Instead, a grant will be provided in the equivalent of $7,950 to the Loon Lake Community Water System service from the funds budgeted for Community Assistance for Electoral Area “E” (Bonaparte Plateau).
TELUS has announced its TELUS Pitch contest; Canada’s largest small business contest, which provides the opportunity to pitch your business for a chance to win $100,000.
From now until October 31, Canadian entrepreneurs are invited to enter the contest by sharing how winning the grand prize of $100,000 will help them achieve their business goals and take their business to the next level of excellence. For more information, go to https://www.telus.com/en/bc/business/pitch/.
Surrendering firearms? What not to do
RCMP are reminding people to call police when they want to relinquish firearms; don’t just bring them to your local detachment.
A well-intentioned person recently brought an unwanted firearm to the RCMP District Office in Cloverdale. They brought the firearm into the office to offer it up for destruction, and inadvertently pointed it at staff while offering it up. The rifle was not loaded, and no one was at risk; but the incident was unsettling to those present.
If you are surrendering a firearm to police, under no circumstances should you bring it into a police detachment or community police office. Call your local detachment; officers will come and pick the firearm up.
When police attend to retrieve the unwanted firearm, do not bring it to the door. Leave it securely stored, so the officer can ensure the firearm is unloaded and safe for transport.
“We are happy to retrieve firearms for destruction; however, we need to ensure everyone’s safety when receiving and disposing of firearms and ammunition,” says RCMP Cpl. Scotty Schumann. “The majority of gun-related crimes in Canada are committed with guns that are domestically sourced. If we can reduce the number of unwanted firearms in residences, it may have an impact on public and police safety.”
Government to consult on grizzly bear ban
British Columbians are being given the opportunity to provide input on new proposed grizzly bear hunting regulations. On August 14, the B.C. government announced that effective November 30, 2017 it will end the trophy hunting of grizzly bears, and stop all hunting of grizzly bears in the Great Bear Rainforest.
Until November 2, the public can provide input into two policy documents outlining the proposed regulation changes required to implement the ban. As part of the consultation, input is being sought on changes to manage the ban in hunting areas that overlap the Great Bear Rainforest; changes that will prohibit the possession of “trophy” grizzly bear parts; changes that will manage prohibited grizzly bear parts; changes to prohibit the trafficking of grizzly bear parts; and new reporting requirements for taxidermists.

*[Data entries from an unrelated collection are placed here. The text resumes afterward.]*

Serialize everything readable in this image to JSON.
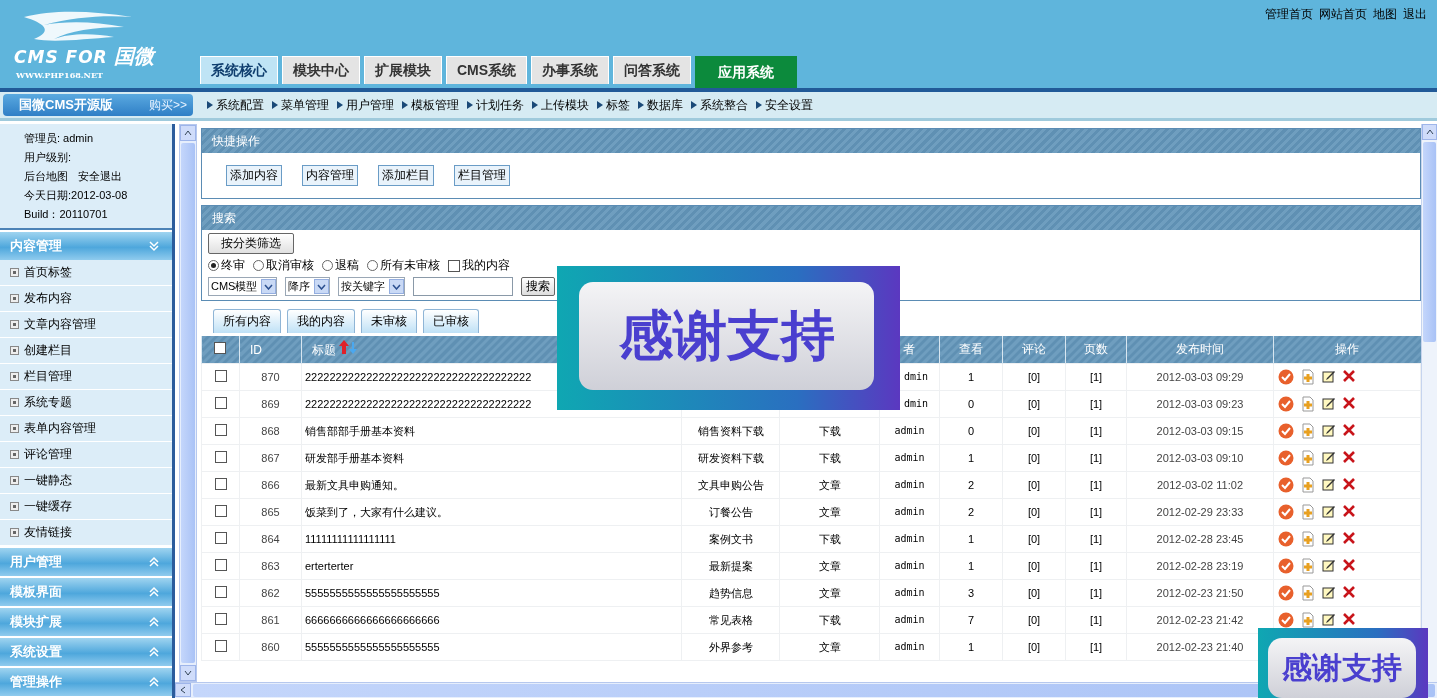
{
  "header": {
    "logo": {
      "text": "CMS FOR",
      "cn": "国微",
      "url": "WWW.PHP168.NET"
    },
    "top_links": [
      "管理首页",
      "网站首页",
      "地图",
      "退出"
    ],
    "tabs": [
      {
        "label": "系统核心",
        "selected": true,
        "kind": "normal"
      },
      {
        "label": "模块中心",
        "selected": false,
        "kind": "normal"
      },
      {
        "label": "扩展模块",
        "selected": false,
        "kind": "normal"
      },
      {
        "label": "CMS系统",
        "selected": false,
        "kind": "normal"
      },
      {
        "label": "办事系统",
        "selected": false,
        "kind": "normal"
      },
      {
        "label": "问答系统",
        "selected": false,
        "kind": "normal"
      },
      {
        "label": "应用系统",
        "selected": false,
        "kind": "app"
      }
    ]
  },
  "subnav": {
    "brand": "国微CMS开源版",
    "buy": "购买>>",
    "links": [
      "系统配置",
      "菜单管理",
      "用户管理",
      "模板管理",
      "计划任务",
      "上传模块",
      "标签",
      "数据库",
      "系统整合",
      "安全设置"
    ]
  },
  "sidebar": {
    "info": [
      "管理员: admin",
      "用户级别:",
      "今天日期:2012-03-08",
      "Build：20110701"
    ],
    "info_links": [
      "后台地图",
      "安全退出"
    ],
    "sections": [
      {
        "title": "内容管理",
        "expanded": true,
        "items": [
          "首页标签",
          "发布内容",
          "文章内容管理",
          "创建栏目",
          "栏目管理",
          "系统专题",
          "表单内容管理",
          "评论管理",
          "一键静态",
          "一键缓存",
          "友情链接"
        ]
      },
      {
        "title": "用户管理",
        "expanded": false
      },
      {
        "title": "模板界面",
        "expanded": false
      },
      {
        "title": "模块扩展",
        "expanded": false
      },
      {
        "title": "系统设置",
        "expanded": false
      },
      {
        "title": "管理操作",
        "expanded": false
      }
    ]
  },
  "quick": {
    "title": "快捷操作",
    "buttons": [
      "添加内容",
      "内容管理",
      "添加栏目",
      "栏目管理"
    ]
  },
  "search": {
    "title": "搜索",
    "filter_button": "按分类筛选",
    "radios": [
      {
        "label": "终审",
        "selected": true
      },
      {
        "label": "取消审核",
        "selected": false
      },
      {
        "label": "退稿",
        "selected": false
      },
      {
        "label": "所有未审核",
        "selected": false
      }
    ],
    "checkbox": {
      "label": "我的内容",
      "checked": false
    },
    "selects": [
      "CMS模型",
      "降序",
      "按关键字"
    ],
    "button": "搜索"
  },
  "content_tabs": [
    "所有内容",
    "我的内容",
    "未审核",
    "已审核"
  ],
  "table": {
    "header_checkbox": {
      "checked": false
    },
    "columns": [
      "ID",
      "标题",
      null,
      null,
      "者",
      "查看",
      "评论",
      "页数",
      "发布时间",
      "操作"
    ],
    "rows": [
      {
        "checked": false,
        "id": "870",
        "title": "2222222222222222222222222222222222222",
        "author": "dmin",
        "views": "1",
        "comments": "[0]",
        "pages": "[1]",
        "time": "2012-03-03 09:29"
      },
      {
        "checked": false,
        "id": "869",
        "title": "2222222222222222222222222222222222222",
        "author": "dmin",
        "views": "0",
        "comments": "[0]",
        "pages": "[1]",
        "time": "2012-03-03 09:23"
      },
      {
        "checked": false,
        "id": "868",
        "title": "销售部部手册基本资料",
        "category": "销售资料下载",
        "type": "下载",
        "author": "admin",
        "views": "0",
        "comments": "[0]",
        "pages": "[1]",
        "time": "2012-03-03 09:15"
      },
      {
        "checked": false,
        "id": "867",
        "title": "研发部手册基本资料",
        "category": "研发资料下载",
        "type": "下载",
        "author": "admin",
        "views": "1",
        "comments": "[0]",
        "pages": "[1]",
        "time": "2012-03-03 09:10"
      },
      {
        "checked": false,
        "id": "866",
        "title": "最新文具申购通知。",
        "category": "文具申购公告",
        "type": "文章",
        "author": "admin",
        "views": "2",
        "comments": "[0]",
        "pages": "[1]",
        "time": "2012-03-02 11:02"
      },
      {
        "checked": false,
        "id": "865",
        "title": "饭菜到了，大家有什么建议。",
        "category": "订餐公告",
        "type": "文章",
        "author": "admin",
        "views": "2",
        "comments": "[0]",
        "pages": "[1]",
        "time": "2012-02-29 23:33"
      },
      {
        "checked": false,
        "id": "864",
        "title": "11111111111111111",
        "category": "案例文书",
        "type": "下载",
        "author": "admin",
        "views": "1",
        "comments": "[0]",
        "pages": "[1]",
        "time": "2012-02-28 23:45"
      },
      {
        "checked": false,
        "id": "863",
        "title": "erterterter",
        "category": "最新提案",
        "type": "文章",
        "author": "admin",
        "views": "1",
        "comments": "[0]",
        "pages": "[1]",
        "time": "2012-02-28 23:19"
      },
      {
        "checked": false,
        "id": "862",
        "title": "5555555555555555555555",
        "category": "趋势信息",
        "type": "文章",
        "author": "admin",
        "views": "3",
        "comments": "[0]",
        "pages": "[1]",
        "time": "2012-02-23 21:50"
      },
      {
        "checked": false,
        "id": "861",
        "title": "6666666666666666666666",
        "category": "常见表格",
        "type": "下载",
        "author": "admin",
        "views": "7",
        "comments": "[0]",
        "pages": "[1]",
        "time": "2012-02-23 21:42"
      },
      {
        "checked": false,
        "id": "860",
        "title": "5555555555555555555555",
        "category": "外界参考",
        "type": "文章",
        "author": "admin",
        "views": "1",
        "comments": "[0]",
        "pages": "[1]",
        "time": "2012-02-23 21:40"
      }
    ]
  },
  "banners": [
    {
      "text": "感谢支持"
    },
    {
      "text": "感谢支持"
    }
  ]
}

Members of the public may send comments to the Fish and Wildlife Branch at firstname.lastname@example.org. When a comment is sent, the writer will receive an email confirming that it has been received. Due to the expected volume of material, individual responses are not possible.

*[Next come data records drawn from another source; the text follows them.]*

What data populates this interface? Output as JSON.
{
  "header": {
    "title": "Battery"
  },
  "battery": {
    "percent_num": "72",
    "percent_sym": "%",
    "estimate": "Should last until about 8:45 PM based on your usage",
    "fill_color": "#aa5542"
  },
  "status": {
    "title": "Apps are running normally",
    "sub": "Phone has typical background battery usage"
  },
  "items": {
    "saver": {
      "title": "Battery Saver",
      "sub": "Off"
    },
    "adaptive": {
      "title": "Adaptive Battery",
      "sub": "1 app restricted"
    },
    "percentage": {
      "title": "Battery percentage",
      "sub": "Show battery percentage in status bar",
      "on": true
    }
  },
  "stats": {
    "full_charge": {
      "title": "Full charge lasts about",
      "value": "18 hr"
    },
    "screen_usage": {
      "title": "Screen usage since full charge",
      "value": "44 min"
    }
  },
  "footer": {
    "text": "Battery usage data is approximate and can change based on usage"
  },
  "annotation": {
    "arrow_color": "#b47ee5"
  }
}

Have your say on Human Rights Commission
Public engagement is now underway with British Columbians, as the Province looks to re-establish the Human Rights Commission. Parliamentary Secretary Ravi Kahlon announced that he will lead dialogues over two months with individuals and groups, both online and in person.
This will help to inform his decision on developing a modern, efficient, and effective human rights commission that will help to build a safer and more inclusive society.

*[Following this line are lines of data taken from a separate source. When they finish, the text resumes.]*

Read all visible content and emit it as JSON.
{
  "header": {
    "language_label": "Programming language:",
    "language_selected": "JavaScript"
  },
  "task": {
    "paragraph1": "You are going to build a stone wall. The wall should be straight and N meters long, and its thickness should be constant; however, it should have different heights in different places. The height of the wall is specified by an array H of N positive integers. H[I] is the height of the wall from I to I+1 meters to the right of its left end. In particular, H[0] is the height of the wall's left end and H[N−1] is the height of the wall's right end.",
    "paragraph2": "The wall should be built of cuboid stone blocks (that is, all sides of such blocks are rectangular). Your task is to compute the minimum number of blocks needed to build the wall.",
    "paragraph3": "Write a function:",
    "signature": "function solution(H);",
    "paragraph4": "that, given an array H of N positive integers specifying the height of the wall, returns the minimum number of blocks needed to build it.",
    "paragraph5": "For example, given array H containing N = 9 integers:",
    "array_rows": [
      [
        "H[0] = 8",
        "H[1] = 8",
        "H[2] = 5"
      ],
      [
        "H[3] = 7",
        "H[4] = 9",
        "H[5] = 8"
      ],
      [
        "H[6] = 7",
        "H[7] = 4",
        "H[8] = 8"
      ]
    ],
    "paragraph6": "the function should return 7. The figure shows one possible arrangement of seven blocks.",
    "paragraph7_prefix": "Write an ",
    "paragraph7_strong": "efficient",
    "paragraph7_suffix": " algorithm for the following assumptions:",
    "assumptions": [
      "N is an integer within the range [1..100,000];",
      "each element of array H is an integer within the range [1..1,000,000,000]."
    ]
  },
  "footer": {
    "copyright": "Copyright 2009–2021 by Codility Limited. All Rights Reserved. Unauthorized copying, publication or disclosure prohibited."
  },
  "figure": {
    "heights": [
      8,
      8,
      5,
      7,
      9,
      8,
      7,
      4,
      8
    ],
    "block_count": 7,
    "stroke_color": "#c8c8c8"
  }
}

Through to November 17, 2017, British Columbians are encouraged to share their experiences and ideas on how a human rights commission can promote and protect the principles of dignity and equality in the province.
Public engagement will be conducted through a dedicated website, where weekly discussion questions will drive ongoing conversation and provide an outlet for written submissions. Kahlon’s recommendations will be presented in a written report, and submitted to the Attorney General in December 2017. Legislation is expected to follow in 2018.
To submit your comments and suggestions, go to http://engage.gov.bc.ca/bchumanrights/.